Across the studio's diverse range of projects, abstract representation and diagrammatic processes are essential tools to generate concepts and collaborate with partners and clients. But, as Schaum explained, “We always like to come back to where that kind of set-making and pattern-making starts to break down and question its own set of possibilities, where the sets open up new possibilities for inhabitation rather than where they complete themselves in perfect studies of pattern or complex assemblages.”
This is evident in SCHAUM/SHIEH’s Transart Foundation (a 2018 AN Best of Design Awards Building of the Year). The project includes two structures comprising a private residence, art studio, and exhibition space, and is located across from the Menil Collection within a largely residential neighborhood.
Transart's white stucco facades, with their thick massing, look substantial, but are peeled away at the edges and corners, giving the overall appearance of lightness, like curled paper. The sculptural massing of the main building, juxtaposed against its relatively compact size— closer to a large house than a museum—also makes the foundation appear more monumental than it is, demonstrating the way SCHAUM/SHIEH works with scale to blur the lines between private and public space. This exercise in form and material produces unexpected moments and transitions that serve the multi-functional art space well.
But ultimately, the practice is most interested in its ongoing dialogue with the broader world. As Shieh explained, “I want the buildings that we make to belong to the world, and not to architecture.
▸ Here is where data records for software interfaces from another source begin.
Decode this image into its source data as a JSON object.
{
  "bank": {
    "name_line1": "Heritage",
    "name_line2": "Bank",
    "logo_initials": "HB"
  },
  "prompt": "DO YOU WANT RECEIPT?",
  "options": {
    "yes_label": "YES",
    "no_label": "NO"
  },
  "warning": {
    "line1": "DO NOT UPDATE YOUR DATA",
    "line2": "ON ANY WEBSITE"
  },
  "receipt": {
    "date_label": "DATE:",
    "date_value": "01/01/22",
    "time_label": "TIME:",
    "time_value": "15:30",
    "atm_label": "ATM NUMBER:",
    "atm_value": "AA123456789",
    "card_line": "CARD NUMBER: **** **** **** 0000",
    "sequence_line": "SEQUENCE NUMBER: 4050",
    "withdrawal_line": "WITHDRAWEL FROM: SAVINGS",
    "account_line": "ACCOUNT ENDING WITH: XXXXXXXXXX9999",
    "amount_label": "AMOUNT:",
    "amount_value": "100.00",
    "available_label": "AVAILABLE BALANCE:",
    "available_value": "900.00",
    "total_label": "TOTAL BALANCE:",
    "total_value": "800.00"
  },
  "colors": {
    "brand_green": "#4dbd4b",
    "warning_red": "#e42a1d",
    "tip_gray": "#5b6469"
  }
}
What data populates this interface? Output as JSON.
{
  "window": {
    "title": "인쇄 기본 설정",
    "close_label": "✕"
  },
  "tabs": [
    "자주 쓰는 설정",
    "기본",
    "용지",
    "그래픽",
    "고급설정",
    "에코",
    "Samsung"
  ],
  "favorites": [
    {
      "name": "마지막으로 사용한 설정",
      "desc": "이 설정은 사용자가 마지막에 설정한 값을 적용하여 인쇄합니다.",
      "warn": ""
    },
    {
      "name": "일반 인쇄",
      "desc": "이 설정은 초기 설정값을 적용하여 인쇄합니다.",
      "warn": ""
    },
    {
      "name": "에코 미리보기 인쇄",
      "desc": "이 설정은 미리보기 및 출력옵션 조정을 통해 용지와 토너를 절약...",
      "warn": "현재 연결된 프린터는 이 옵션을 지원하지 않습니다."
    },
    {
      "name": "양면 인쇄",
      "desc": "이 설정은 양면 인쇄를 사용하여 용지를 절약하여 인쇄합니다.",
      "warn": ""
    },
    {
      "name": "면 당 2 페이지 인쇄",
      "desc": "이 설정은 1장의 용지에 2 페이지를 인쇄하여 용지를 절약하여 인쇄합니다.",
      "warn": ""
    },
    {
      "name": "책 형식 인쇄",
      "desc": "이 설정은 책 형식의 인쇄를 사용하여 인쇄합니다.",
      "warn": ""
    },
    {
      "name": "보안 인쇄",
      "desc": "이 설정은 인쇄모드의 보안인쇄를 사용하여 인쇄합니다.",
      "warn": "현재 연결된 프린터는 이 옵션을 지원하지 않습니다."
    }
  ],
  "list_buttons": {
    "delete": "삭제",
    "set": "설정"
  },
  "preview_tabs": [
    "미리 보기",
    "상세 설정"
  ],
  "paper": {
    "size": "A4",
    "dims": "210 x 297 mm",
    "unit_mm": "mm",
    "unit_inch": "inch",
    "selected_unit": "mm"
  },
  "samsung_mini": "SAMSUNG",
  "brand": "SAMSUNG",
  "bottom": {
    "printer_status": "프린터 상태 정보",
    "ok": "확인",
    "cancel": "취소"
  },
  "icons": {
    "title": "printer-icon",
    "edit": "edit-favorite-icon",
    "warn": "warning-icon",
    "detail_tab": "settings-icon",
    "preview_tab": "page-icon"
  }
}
We don’t necessarily put them out there in a way that we hope that they tell architecture what they are, but that they somehow produce some kind of surprise.”